Speaking of the infamous Lady Persie -- with rumors of war abounding, Lady Agnes is desperate to see her wayward sister safely home in England once again. So when Hallam is sent to Berlin to accompany Chamberlain for the talks with Hitler (that result in the infamous "peace for our time" comment), he looks up his wayward sister-in-law. Oh, this reminds me -- this episode sees the return of Hallam's friend the Duke of Kent (Blake Ritson), a friendship that is sorely tested by Hallam's commitment to anti-appeasement -- I thought their exchange about the letter from the king, appealing to Hitler to avoid another war, was very interesting. Anyways, back to Persie (Claire Foy) -- she's as shocking and unrepentant as ever, or so it seems when Hallam meets her for drinks in her shocking red dress (cliched sign of a fallen woman? irregardless the dress is TO DIE FOR).
Apparently Persie still likes hanging out with Nazis and has no intention of easing her poor sister's mind by returning to the safety of hearth and home. Hallam does NOT take this well, as he's already depressed about Chamberlain's capitulation to Hitler's demands vis-a-vis the Sudeten, and if last season is any indication this is a man who likes SAVING PEOPLE. And Persie is a prime candidate, because appearances or no that woman is a hot MESS. Before leaving Persie for the evening, the two share an unexpected kiss -- a slip that I have no doubt will haunt Hallam for the rest of the season (because really, he is too smart -- well he has the POTENTIAL, anyway -- to be with a woman as flaky as Persie). At least Spargo has moved on, that is this episode's saving grace let me tell you! :P
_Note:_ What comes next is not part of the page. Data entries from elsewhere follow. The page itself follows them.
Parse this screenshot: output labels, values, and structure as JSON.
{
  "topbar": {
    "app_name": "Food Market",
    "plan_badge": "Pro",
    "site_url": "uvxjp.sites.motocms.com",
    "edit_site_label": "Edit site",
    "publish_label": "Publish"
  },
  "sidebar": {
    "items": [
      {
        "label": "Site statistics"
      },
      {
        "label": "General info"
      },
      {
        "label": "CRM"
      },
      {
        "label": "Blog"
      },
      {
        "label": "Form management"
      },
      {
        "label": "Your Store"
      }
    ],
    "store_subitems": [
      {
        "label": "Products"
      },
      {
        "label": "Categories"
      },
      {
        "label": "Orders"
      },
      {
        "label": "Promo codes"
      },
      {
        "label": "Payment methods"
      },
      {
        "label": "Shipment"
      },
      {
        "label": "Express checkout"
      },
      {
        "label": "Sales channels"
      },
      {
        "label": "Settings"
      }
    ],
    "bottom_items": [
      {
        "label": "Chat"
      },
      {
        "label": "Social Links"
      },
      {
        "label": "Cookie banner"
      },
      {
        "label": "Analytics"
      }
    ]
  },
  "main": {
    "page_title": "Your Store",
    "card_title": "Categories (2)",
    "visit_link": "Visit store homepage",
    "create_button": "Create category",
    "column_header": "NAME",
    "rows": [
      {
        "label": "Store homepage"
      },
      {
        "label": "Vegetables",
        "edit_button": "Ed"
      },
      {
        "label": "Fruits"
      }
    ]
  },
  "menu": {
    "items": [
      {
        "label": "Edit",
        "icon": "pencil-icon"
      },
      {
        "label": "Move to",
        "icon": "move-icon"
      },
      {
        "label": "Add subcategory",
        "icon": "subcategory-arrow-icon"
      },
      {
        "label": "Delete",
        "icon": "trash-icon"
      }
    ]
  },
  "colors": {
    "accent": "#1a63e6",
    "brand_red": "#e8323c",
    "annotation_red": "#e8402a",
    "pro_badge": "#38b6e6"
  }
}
This is a very solid start to the new slate of episodes, which has the potential to prove overall more satisfying than the previous season since it covers a six hour runtime versus last year's three. I love, love, LOVE the look of this show -- the bold colors, the gorgeous sets, the colorful characters. But most of all I am addicted to how screenwriter Heidi Thomas has crafted her drama against the backdrop of pre-war London. With Hallam so involved in the Foreign Office, the impact of the coming conflict can never fail to reach his home and it is fascinating to see the effects play out on characters both upstairs and down.